Natural resources and mining accounts for 3.5% of Austin’s GDP and the industry’s real growth for 2016 was -12.9%. Durable goods manufacturing, which accounts for 9.2% of Austin’s 2016 GDP, contracted by 1.0% in real terms.
Houston, the sixth largest metro economy, contracted by 3.0% in 2016. Houston’s contraction was driven by natural resources and mining (-1.44 percentage points), durable goods manufacturing (-0.71), and financial activities (-0.42).
Dallas-Fort Worth, the fourth largest metro economy, ranked 15th for growth in 2016. The metro’s 3.0% gain was driven by financial activities (0.76), professional and business services (0.64) and wholesale and retail trade (0.49), while natural resources and mining contributed negatively (-0.46).
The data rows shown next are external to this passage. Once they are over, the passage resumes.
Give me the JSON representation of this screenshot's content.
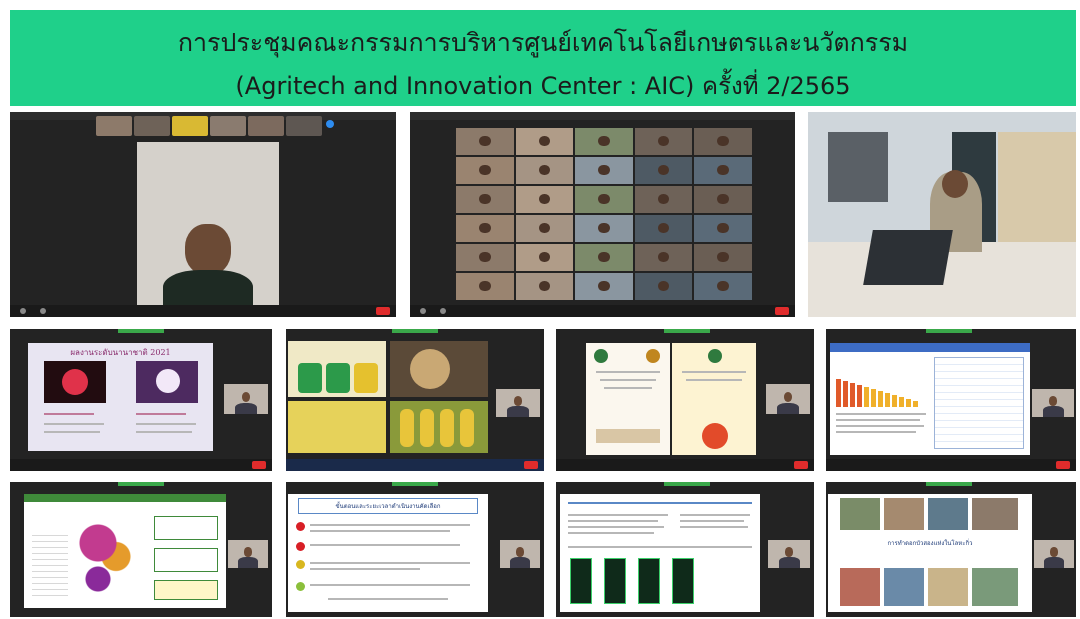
{
  "header": {
    "title_line1": "การประชุมคณะกรรมการบริหารศูนย์เทคโนโลยีเกษตรและนวัตกรรม",
    "title_line2": "(Agritech and Innovation Center : AIC) ครั้งที่ 2/2565",
    "background_color": "#1fd08a"
  },
  "slides": {
    "awards_title": "ผลงานระดับนานาชาติ 2021",
    "procedure_title": "ขั้นตอนและระยะเวลาดำเนินงานคัดเลือก",
    "training_title": "การทำดอกบัวสองแห่งในโลหะกิ่ว"
  },
  "icons": [
    "participant-camera-icon",
    "end-call-icon",
    "mic-icon",
    "video-icon"
  ]
}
San Antonio (ranking 35th largest) had real growth of 3.1% (13th fastest) and the largest contributors to growth in 2016 were financial activities (0.79), durable goods manufacturing (0.75), and professional and business services (0.49). As with the rest of Texas’ major metros, natural resources contributed negatively (-0.49).
 In Austin in 2016, 33% of the financial activities sector is made up of finance and insurance and the remainder is real estate, rental and leasing. For the metropolitan portion of the U.S., 36% of the sector is finance and insurance.
 In Austin, 60% of the trade sector is wholesale trade and the balance is retail. For the metro portion of the U.S., 51% of trade is wholesale.
 In Austin in 2016, manufacturing is 79% durable goods and 21% nondurable goods. For the metropolitan portion of the U.S. manufacturing is 55% durable and 45% nondurable.
Vice President of Research, Beverly Kerr, joined the Chamber’s Economic Development Department in 2004, following 10 years in a similar role with the Kansas City Area Development Council. Beverly earned an M.A. in economics at the University of Missouri-Kansas City.